Skip to main content

Is fine to avoid military service fair? Debate surges in Peru

By Catherine E. Shoichet, CNN
updated 1:27 PM EDT, Tue April 2, 2013
STORY HIGHLIGHTS
  • Authorities say Peru will likely hold a selective draft this May
  • Those who don't want to serve can pay a $715 fine
  • Critics say the measure allows the wealthy to avoid military service
  • Military leaders say the new measure is not discriminatory

(CNN) -- Is paying a fine to get out of military service fair?

The question is at the center of a debate surging in Peru this month as the South American country's government reveals new rules for a possible draft.

Authorities say if the government can't fill thousands of vacancies with volunteers, it will start a draft this May. Men and women 18 and over are eligible. But those called up who do not want to serve can pay a fine of 1,850 soles ($715).

Critics say the measure will allow the wealthy to avoid military service and leave the poor with no other choice than to join.

Military leaders say the new measure isn't discriminatory and that the draft is a necessary step to shore up dwindling ranks.

The option of paying a fine to avoid service has drawn sharp criticism from Peru's government ombudsman. And opposition lawmakers have said they will summon Peru's defense minister to testify over the matter.

An editorial in the El Comercio newspaper this week described the new policy as "discrimination against those who have the least."

"This is a hurdle designed so that only the people who have economic resources can jump over it," the editorial said.

Nearly a third of Peru's population lives below the poverty line, according to government statistics. A minimum wage salary is 750 soles ($290) per month.

The debate over who serves in the military, and why they join the ranks, resonates far beyond Peru's borders.

In Israel, thousands of demonstrators last year demanded an end to rules that make ultra-Orthodox Jews exempt from that country's military draft.

For more than a decade U.S. Rep. Charles Rangel has been pushing a controversial proposal to reinstate a draft in the United States.

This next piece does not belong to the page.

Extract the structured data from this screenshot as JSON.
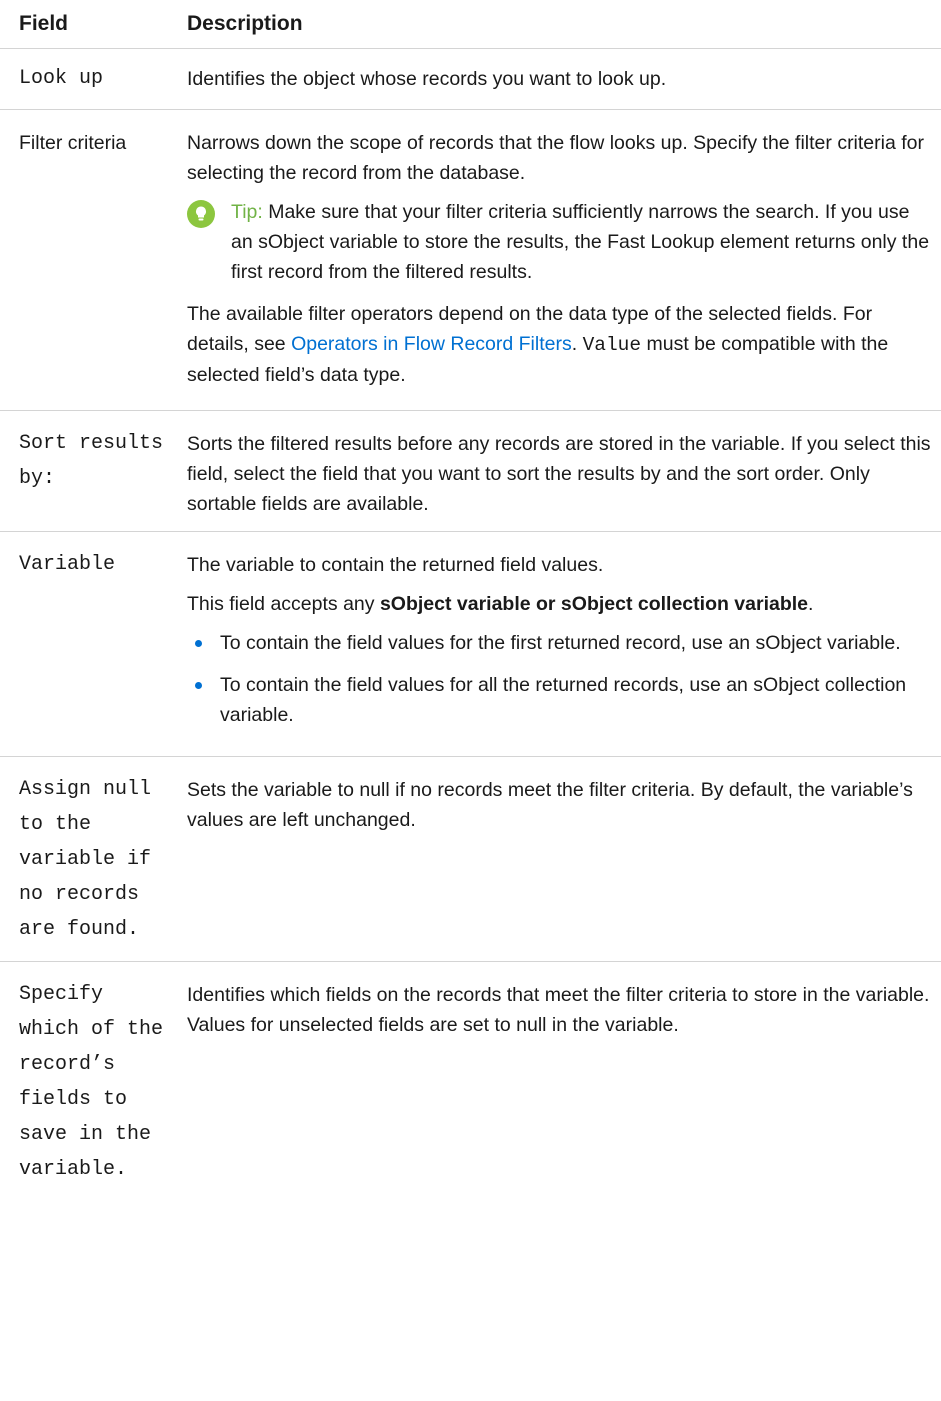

"Currently the burden of defending our nation is carried by less than 1% of the American population," the New York Democrat wrote in an opinion column published on CNN.com in January. "The 2.2 million members of the armed forces in active duty, the National Guard and the Reserve have become a virtual military class that makes the ultimate sacrifice of laying down life and limb for our country."

Bringing back the draft, he argued, "would compel the American public to have a stake in the wars we fight as a nation."

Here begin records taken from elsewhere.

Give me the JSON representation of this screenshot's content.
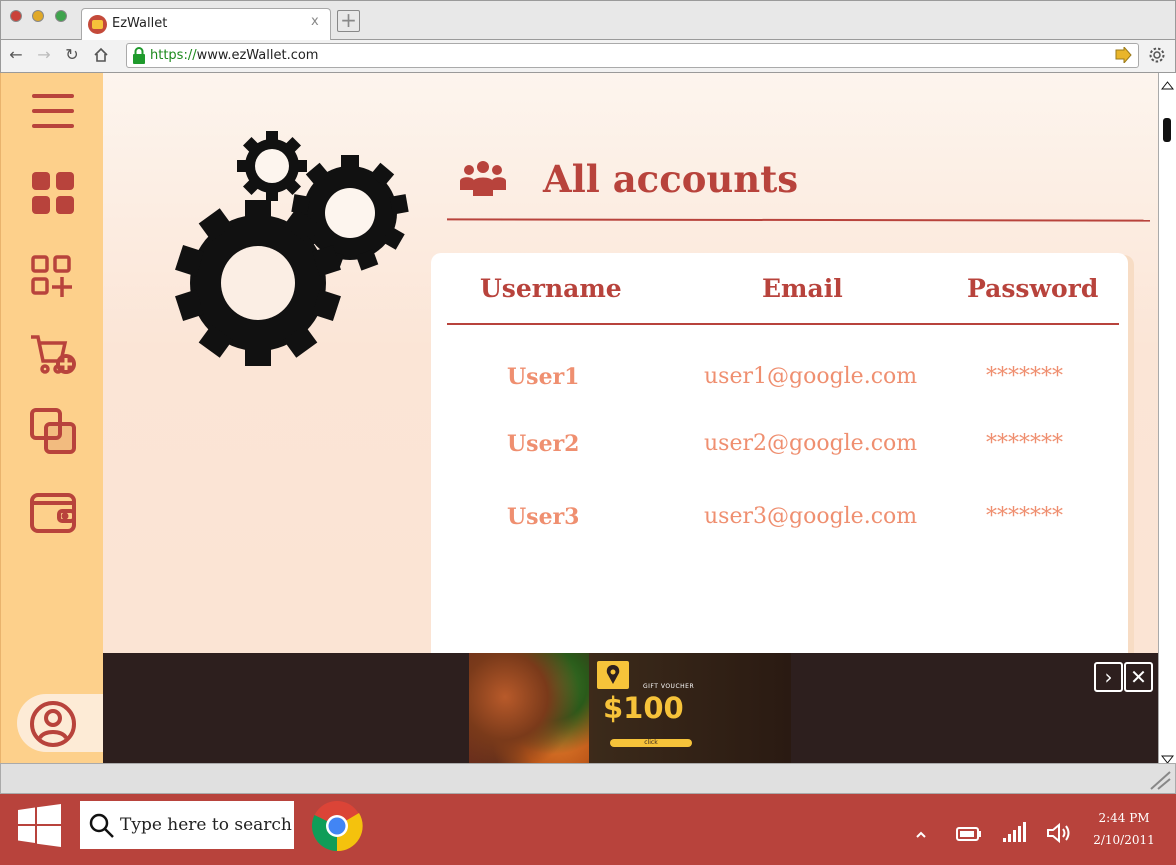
{
  "browser": {
    "tab_title": "EzWallet",
    "tab_close": "x",
    "url_protocol": "https://",
    "url_host": "www.ezWallet.com"
  },
  "sidebar": {
    "items": [
      {
        "icon": "menu-icon"
      },
      {
        "icon": "dashboard-icon"
      },
      {
        "icon": "add-category-icon"
      },
      {
        "icon": "cart-add-icon"
      },
      {
        "icon": "transactions-icon"
      },
      {
        "icon": "wallet-icon"
      }
    ],
    "profile_icon": "user-icon"
  },
  "main": {
    "title": "All accounts",
    "title_icon": "group-icon",
    "table": {
      "columns": [
        "Username",
        "Email",
        "Password"
      ],
      "rows": [
        {
          "username": "User1",
          "email": "user1@google.com",
          "password": "*******"
        },
        {
          "username": "User2",
          "email": "user2@google.com",
          "password": "*******"
        },
        {
          "username": "User3",
          "email": "user3@google.com",
          "password": "*******"
        }
      ]
    }
  },
  "ad": {
    "voucher_label": "GIFT VOUCHER",
    "amount": "$100",
    "cta": "click"
  },
  "taskbar": {
    "search_placeholder": "Type here to search",
    "time": "2:44 PM",
    "date": "2/10/2011"
  },
  "colors": {
    "accent": "#b8433c",
    "sidebar": "#fdd08b",
    "cell_text": "#ef8f70",
    "voucher_yellow": "#f6c33a"
  }
}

Many countries around the world require military service. Colombia, which borders Peru, also fines those who refuse to serve after they're called up.

In Peru, officials say sheer numbers have forced them to consider a draft, more than a decade after the country passed a law eliminating obligatory military service.

Jose Cueto, chief of the joint command of Peru's armed forces, told the state-run Andina news agency that there has been a "drastic decrease" in the number of people who join the military since the country switched to a volunteer force.

Journalist Maria Elena Belaunde contributed to this report from Lima, Peru.

ADVERTISEMENT
Part of complete coverage on
updated 6:19 PM EST, Fri November 21, 2014
China and likely other countries have the capacity to shut down the U.S. power grid, says the NSA.
updated 8:21 PM EST, Thu November 20, 2014
If it wasn't for a comic's skit, Bill Cosby would still be America's favorite father, says expert.
updated 10:50 AM EST, Fri November 21, 2014
Obama orders the most sweeping overhaul of U.S. immigration in decades, prioritizing the deportation of "felons, not families."
updated 4:06 PM EST, Tue November 18, 2014
Fighters loyal to ISIS are now in control of Derna, a city on Libya's Mediterranean coast.
updated 2:45 PM EST, Wed November 19, 2014
The founder of a U.S. nonprofit that works with returning soldiers is named CNN's Hero of the Year.
updated 8:24 AM EST, Mon November 17, 2014
It's a very big challenge but NASA chief scientist Ellen Stofan thinks it can be done.
updated 7:39 PM EST, Sun November 16, 2014
CNN's Atika Shubert explains how the most recent ISIS video differs from the other previous hostage execution videos.
updated 12:38 PM EST, Mon November 17, 2014
A Syrian cleric condemns ISIS and its execution of U.S. hostage Peter Kassig.
updated 12:20 PM EST, Sun November 16, 2014
Volunteer fighters in eastern Ukraine dig down just 800 meters from the front line.
updated 12:29 PM EST, Tue November 18, 2014
TV anchor wears the same suit for a year. Female colleague wears new outfit daily. Who gets criticized?
updated 7:04 AM EST, Fri November 21, 2014
Each day, CNN brings you an image capturing a moment to remember, defining the present in our changing world.
Browse through images from CNN teams around the world that you don't always see on news reports.
ADVERTISEMENT